The 64th annual Blessing also was a first for Graeme Cowgill, associate pastor of Shoreline Church.
“I’ve never seen anything like it, I’ve never seen unity in a city like this,” Cowgill said.
He said the boats technically are in competition with one another during the year for catches, but not on blessing day.
“It just seems like there’s so much unity on a day like today,” Cowgill said.
And before the captains and passengers boarded their vessels for the blessing, many gathered under the big tent behind Brotula’s Seafood House and Steamer for a worship service. Last year, locals had to forgo the meeting under the tent because of the pandemic.
But not this year, more than 150 filled the tent for singing and personal testimonies.
Capt. Pat Meyers of the Only Way shared his testimony and said he was glad that God was offered second chances.
“I’m on my 112th second chance. I don’t think he ever runs out of them. That's why Jesus came and died for us," Meyers said.
“Truth is I’m a crack head with a drinking problem and yet I can find strength in God when I surrender to his will,” he said. “To be quite frank … God has totally ruined my drinking and drugging.”
Capt. Ricky Bennington of the Lucky Dog also gave a testimony.
He shared how the fishermen’s Bible study helped draw him back to God.
“And the more I read (the Bible) the more life lessons I learned,” Bennington said.
Following the personal testimonies of the local fishermen, Bishop Phillip Jones of All Saints Dallas, gave a short sermon on what Ascension Day is all about, before the clergy headed down the docks to bless the boats.
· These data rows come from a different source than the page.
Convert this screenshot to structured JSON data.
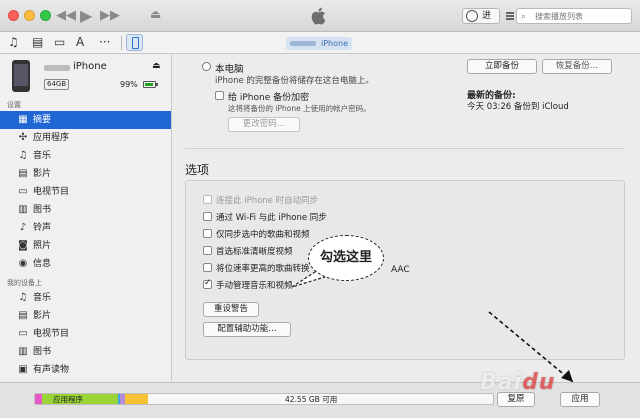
{
  "titlebar": {
    "account_label": "进",
    "search_placeholder": "搜索播放列表"
  },
  "device_tab": {
    "label": "iPhone"
  },
  "sidebar": {
    "device_name": "iPhone",
    "capacity": "64GB",
    "battery": "99%",
    "settings_label": "设置",
    "settings_items": [
      {
        "label": "摘要",
        "icon": "summary-icon",
        "active": true
      },
      {
        "label": "应用程序",
        "icon": "apps-icon"
      },
      {
        "label": "音乐",
        "icon": "music-icon"
      },
      {
        "label": "影片",
        "icon": "movie-icon"
      },
      {
        "label": "电视节目",
        "icon": "tv-icon"
      },
      {
        "label": "图书",
        "icon": "book-icon"
      },
      {
        "label": "铃声",
        "icon": "bell-icon"
      },
      {
        "label": "照片",
        "icon": "camera-icon"
      },
      {
        "label": "信息",
        "icon": "info-icon"
      }
    ],
    "ondevice_label": "我的设备上",
    "ondevice_items": [
      {
        "label": "音乐",
        "icon": "music-icon"
      },
      {
        "label": "影片",
        "icon": "movie-icon"
      },
      {
        "label": "电视节目",
        "icon": "tv-icon"
      },
      {
        "label": "图书",
        "icon": "book-icon"
      },
      {
        "label": "有声读物",
        "icon": "audiobook-icon"
      }
    ]
  },
  "backup": {
    "this_computer": "本电脑",
    "this_computer_desc": "iPhone 的完整备份将储存在这台电脑上。",
    "encrypt_label": "给 iPhone 备份加密",
    "encrypt_desc": "这将将备份的 iPhone 上使用的帐户密码。",
    "change_password": "更改密码…",
    "backup_now": "立即备份",
    "restore_backup": "恢复备份…",
    "latest_label": "最新的备份:",
    "latest_value": "今天 03:26 备份到 iCloud"
  },
  "options": {
    "title": "选项",
    "items": [
      {
        "label": "连接此 iPhone 时自动同步",
        "disabled": true,
        "checked": false
      },
      {
        "label": "通过 Wi-Fi 与此 iPhone 同步",
        "disabled": false,
        "checked": false
      },
      {
        "label": "仅同步选中的歌曲和视频",
        "disabled": false,
        "checked": false
      },
      {
        "label": "首选标准清晰度视频",
        "disabled": false,
        "checked": false
      },
      {
        "label": "将位速率更高的歌曲转换",
        "disabled": false,
        "checked": false
      },
      {
        "label": "手动管理音乐和视频",
        "disabled": false,
        "checked": true
      }
    ],
    "aac": "AAC",
    "reset_warnings": "重设警告",
    "accessibility": "配置辅助功能…"
  },
  "callout": "勾选这里",
  "storage": {
    "apps_label": "应用程序",
    "free_label": "42.55 GB 可用",
    "segments": [
      {
        "color": "#e858c8",
        "fraction": 0.016
      },
      {
        "color": "#9bd437",
        "fraction": 0.165
      },
      {
        "color": "#3ea6e8",
        "fraction": 0.005
      },
      {
        "color": "#b58cd7",
        "fraction": 0.01
      },
      {
        "color": "#f6c233",
        "fraction": 0.05
      }
    ],
    "revert_label": "复原",
    "apply_label": "应用"
  },
  "watermark": "Baidu"
}
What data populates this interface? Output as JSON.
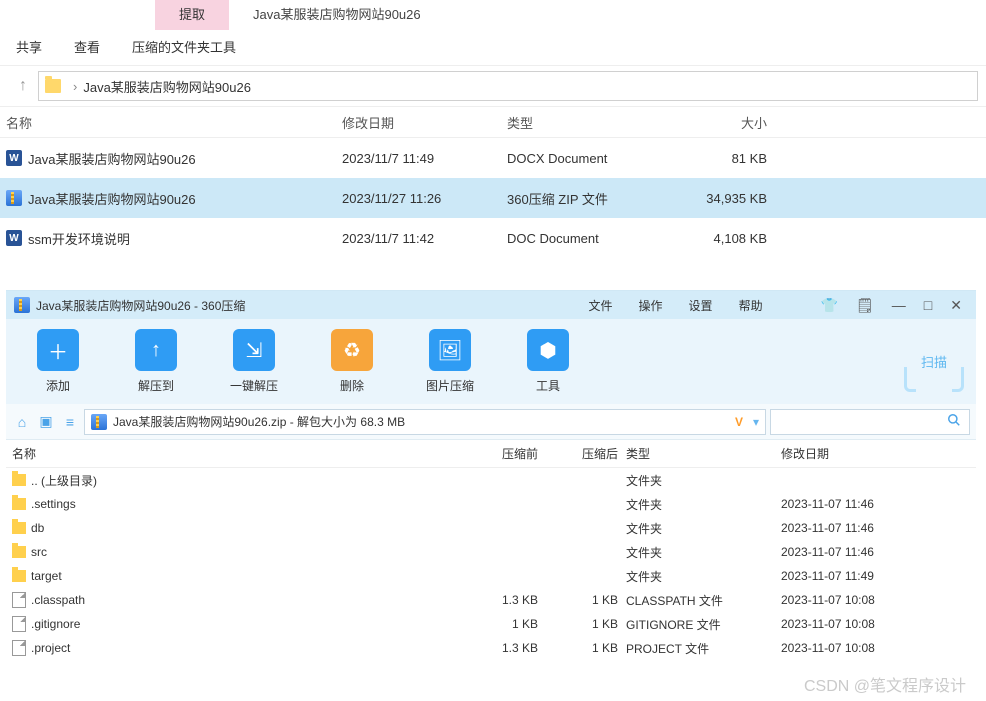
{
  "tabs": {
    "extract": "提取",
    "title": "Java某服装店购物网站90u26"
  },
  "menu": {
    "share": "共享",
    "view": "查看",
    "ziptool": "压缩的文件夹工具"
  },
  "breadcrumb": {
    "path": "Java某服装店购物网站90u26"
  },
  "explorer": {
    "headers": {
      "name": "名称",
      "date": "修改日期",
      "type": "类型",
      "size": "大小"
    },
    "rows": [
      {
        "name": "Java某服装店购物网站90u26",
        "date": "2023/11/7 11:49",
        "type": "DOCX Document",
        "size": "81 KB",
        "icon": "w"
      },
      {
        "name": "Java某服装店购物网站90u26",
        "date": "2023/11/27 11:26",
        "type": "360压缩 ZIP 文件",
        "size": "34,935 KB",
        "icon": "z",
        "selected": true
      },
      {
        "name": "ssm开发环境说明",
        "date": "2023/11/7 11:42",
        "type": "DOC Document",
        "size": "4,108 KB",
        "icon": "w"
      }
    ]
  },
  "zipwin": {
    "title": "Java某服装店购物网站90u26 - 360压缩",
    "menus": {
      "file": "文件",
      "ops": "操作",
      "settings": "设置",
      "help": "帮助"
    },
    "toolbar": {
      "add": "添加",
      "extractTo": "解压到",
      "oneClick": "一键解压",
      "delete": "删除",
      "imgCompress": "图片压缩",
      "tools": "工具",
      "scan": "扫描"
    },
    "address": "Java某服装店购物网站90u26.zip - 解包大小为 68.3 MB",
    "vlabel": "V",
    "listHeaders": {
      "name": "名称",
      "before": "压缩前",
      "after": "压缩后",
      "type": "类型",
      "date": "修改日期"
    },
    "rows": [
      {
        "name": ".. (上级目录)",
        "before": "",
        "after": "",
        "type": "文件夹",
        "date": "",
        "icon": "folder"
      },
      {
        "name": ".settings",
        "before": "",
        "after": "",
        "type": "文件夹",
        "date": "2023-11-07 11:46",
        "icon": "folder"
      },
      {
        "name": "db",
        "before": "",
        "after": "",
        "type": "文件夹",
        "date": "2023-11-07 11:46",
        "icon": "folder"
      },
      {
        "name": "src",
        "before": "",
        "after": "",
        "type": "文件夹",
        "date": "2023-11-07 11:46",
        "icon": "folder"
      },
      {
        "name": "target",
        "before": "",
        "after": "",
        "type": "文件夹",
        "date": "2023-11-07 11:49",
        "icon": "folder"
      },
      {
        "name": ".classpath",
        "before": "1.3 KB",
        "after": "1 KB",
        "type": "CLASSPATH 文件",
        "date": "2023-11-07 10:08",
        "icon": "doc"
      },
      {
        "name": ".gitignore",
        "before": "1 KB",
        "after": "1 KB",
        "type": "GITIGNORE 文件",
        "date": "2023-11-07 10:08",
        "icon": "doc"
      },
      {
        "name": ".project",
        "before": "1.3 KB",
        "after": "1 KB",
        "type": "PROJECT 文件",
        "date": "2023-11-07 10:08",
        "icon": "doc"
      }
    ]
  },
  "watermark": "CSDN @笔文程序设计"
}
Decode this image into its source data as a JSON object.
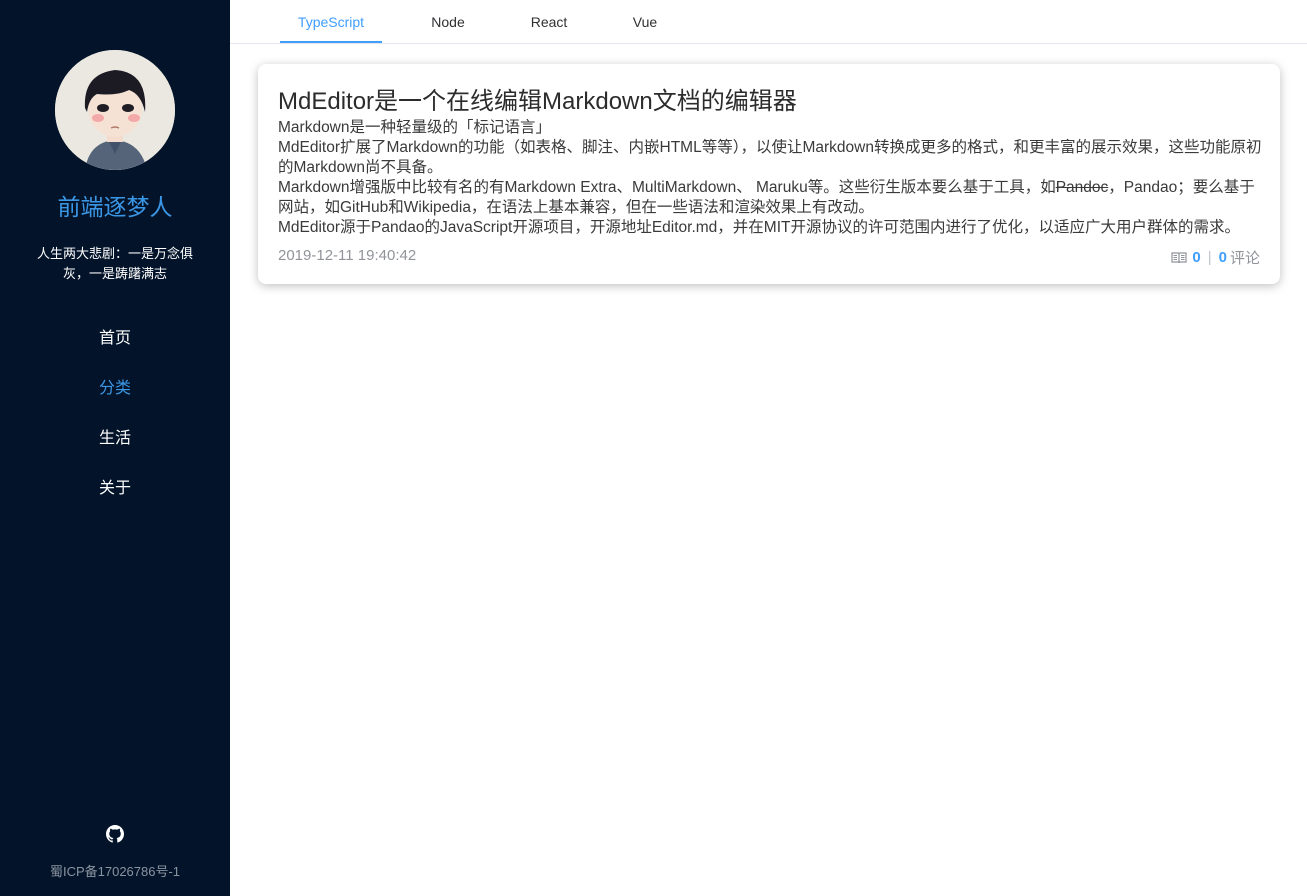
{
  "sidebar": {
    "site_name": "前端逐梦人",
    "motto": "人生两大悲剧：一是万念俱灰，一是踌躇满志",
    "nav": [
      "首页",
      "分类",
      "生活",
      "关于"
    ],
    "active_nav": "分类",
    "icp": "蜀ICP备17026786号-1",
    "github_icon": "github-icon"
  },
  "tabs": {
    "items": [
      "TypeScript",
      "Node",
      "React",
      "Vue"
    ],
    "active": "TypeScript"
  },
  "article": {
    "title": "MdEditor是一个在线编辑Markdown文档的编辑器",
    "p1": "Markdown是一种轻量级的「标记语言」",
    "p2": "MdEditor扩展了Markdown的功能（如表格、脚注、内嵌HTML等等），以使让Markdown转换成更多的格式，和更丰富的展示效果，这些功能原初的Markdown尚不具备。",
    "p3_before": "Markdown增强版中比较有名的有Markdown Extra、MultiMarkdown、 Maruku等。这些衍生版本要么基于工具，如",
    "p3_strike": "Pandoc",
    "p3_after": "，Pandao；要么基于网站，如GitHub和Wikipedia，在语法上基本兼容，但在一些语法和渲染效果上有改动。",
    "p4": "MdEditor源于Pandao的JavaScript开源项目，开源地址Editor.md，并在MIT开源协议的许可范围内进行了优化，以适应广大用户群体的需求。",
    "date": "2019-12-11 19:40:42",
    "views": "0",
    "comments": "0",
    "comments_label": "评论",
    "views_icon": "book-icon"
  }
}
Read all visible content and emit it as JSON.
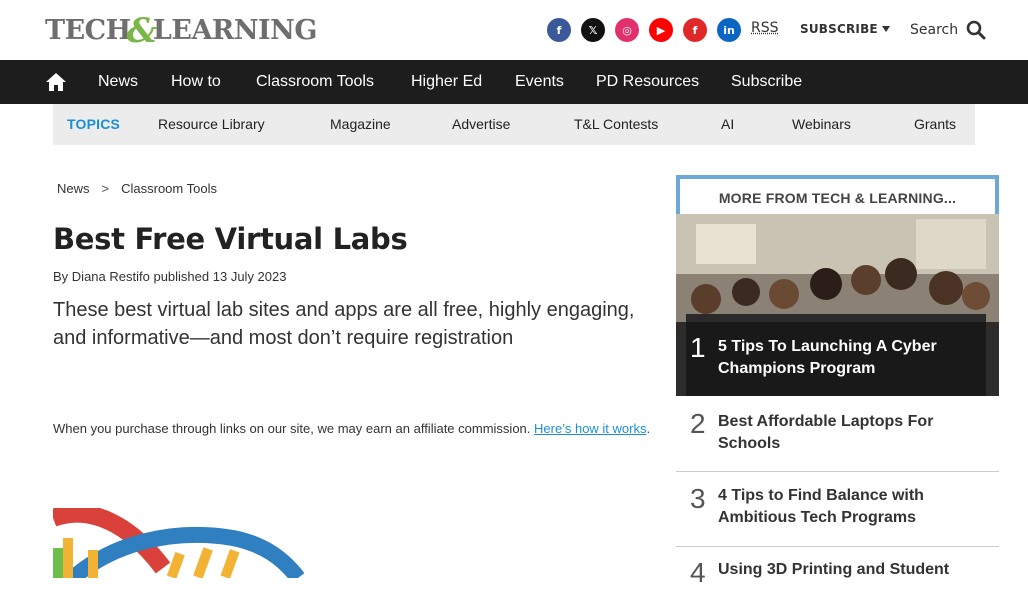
{
  "brand": {
    "logo_left": "TECH",
    "logo_amp": "&",
    "logo_right": "LEARNING"
  },
  "header": {
    "social": [
      {
        "name": "facebook-icon",
        "glyph": "f",
        "color": "#3b5998"
      },
      {
        "name": "x-icon",
        "glyph": "𝕏",
        "color": "#111111"
      },
      {
        "name": "instagram-icon",
        "glyph": "◎",
        "color": "#e1306c"
      },
      {
        "name": "youtube-icon",
        "glyph": "▶",
        "color": "#ff0000"
      },
      {
        "name": "flipboard-icon",
        "glyph": "f",
        "color": "#e12828"
      },
      {
        "name": "linkedin-icon",
        "glyph": "in",
        "color": "#0a66c2"
      }
    ],
    "rss": "RSS",
    "subscribe": "SUBSCRIBE",
    "search": "Search"
  },
  "nav": {
    "items": [
      "News",
      "How to",
      "Classroom Tools",
      "Higher Ed",
      "Events",
      "PD Resources",
      "Subscribe"
    ]
  },
  "topics": {
    "items": [
      "TOPICS",
      "Resource Library",
      "Magazine",
      "Advertise",
      "T&L Contests",
      "AI",
      "Webinars",
      "Grants"
    ]
  },
  "breadcrumb": {
    "items": [
      "News",
      "Classroom Tools"
    ],
    "sep": ">"
  },
  "article": {
    "title": "Best Free Virtual Labs",
    "byline_prefix": "By",
    "author": "Diana Restifo",
    "published": "published",
    "date": "13 July 2023",
    "strapline": "These best virtual lab sites and apps are all free, highly engaging, and informative—and most don’t require registration",
    "affiliate_text": "When you purchase through links on our site, we may earn an affiliate commission.",
    "affiliate_link": "Here’s how it works",
    "affiliate_end": "."
  },
  "sidebar": {
    "heading": "MORE FROM TECH & LEARNING...",
    "items": [
      {
        "num": "1",
        "title": "5 Tips To Launching A Cyber Champions Program"
      },
      {
        "num": "2",
        "title": "Best Affordable Laptops For Schools"
      },
      {
        "num": "3",
        "title": "4 Tips to Find Balance with Ambitious Tech Programs"
      },
      {
        "num": "4",
        "title": "Using 3D Printing and Student"
      }
    ]
  }
}
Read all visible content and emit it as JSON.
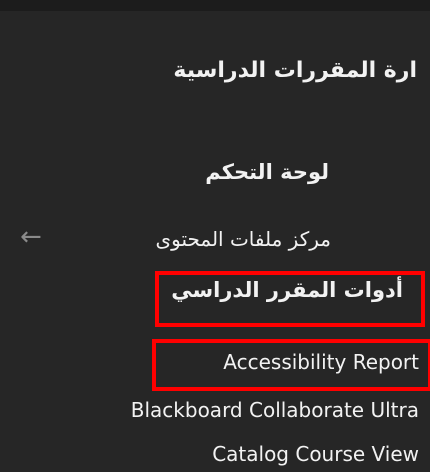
{
  "section": {
    "title": "ارة المقررات الدراسية"
  },
  "menu": {
    "items": [
      {
        "label": "لوحة التحكم"
      },
      {
        "label": "مركز ملفات المحتوى"
      },
      {
        "label": "أدوات المقرر الدراسي"
      },
      {
        "label": "Accessibility Report"
      },
      {
        "label": "Blackboard Collaborate Ultra"
      },
      {
        "label": "Catalog Course View"
      }
    ],
    "back_arrow": "←"
  },
  "colors": {
    "panel_background": "#262626",
    "text": "#f2f2f2",
    "highlight": "#ff0000",
    "arrow": "#8a8a8a"
  }
}
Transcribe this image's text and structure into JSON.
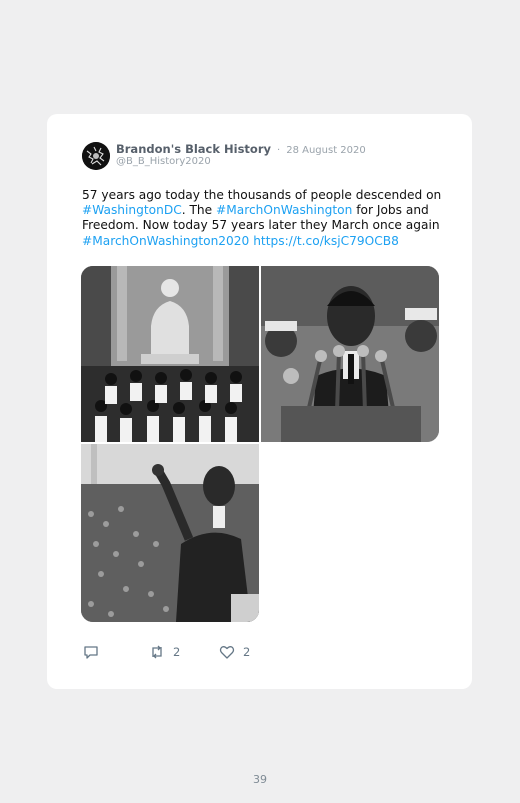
{
  "tweet": {
    "display_name": "Brandon's Black History",
    "separator": "·",
    "date": "28 August 2020",
    "handle": "@B_B_History2020",
    "text": {
      "part1": "57 years ago today the thousands of people descended on ",
      "hashtag1": "#WashingtonDC",
      "part2": ". The ",
      "hashtag2": "#MarchOnWashington",
      "part3": " for Jobs and Freedom. Now today 57 years later they March once again ",
      "hashtag3": "#MarchOnWashington2020",
      "space": " ",
      "link": "https://t.co/ksjC79OCB8"
    },
    "photos": [
      {
        "icon": "lincoln-memorial-group-photo"
      },
      {
        "icon": "king-speaking-at-microphones-photo"
      },
      {
        "icon": "king-waving-to-crowd-photo"
      }
    ],
    "actions": {
      "reply_icon": "reply-icon",
      "retweet_icon": "retweet-icon",
      "retweet_count": "2",
      "like_icon": "heart-icon",
      "like_count": "2"
    }
  },
  "page": {
    "number": "39"
  },
  "colors": {
    "hashtag": "#1da1f2",
    "name": "#57606b",
    "meta": "#9aa3ab",
    "background": "#efeff0"
  }
}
While boats were being blessed, others shared in a fish fry under the tent.
The blessing of the vessels took almost three hours.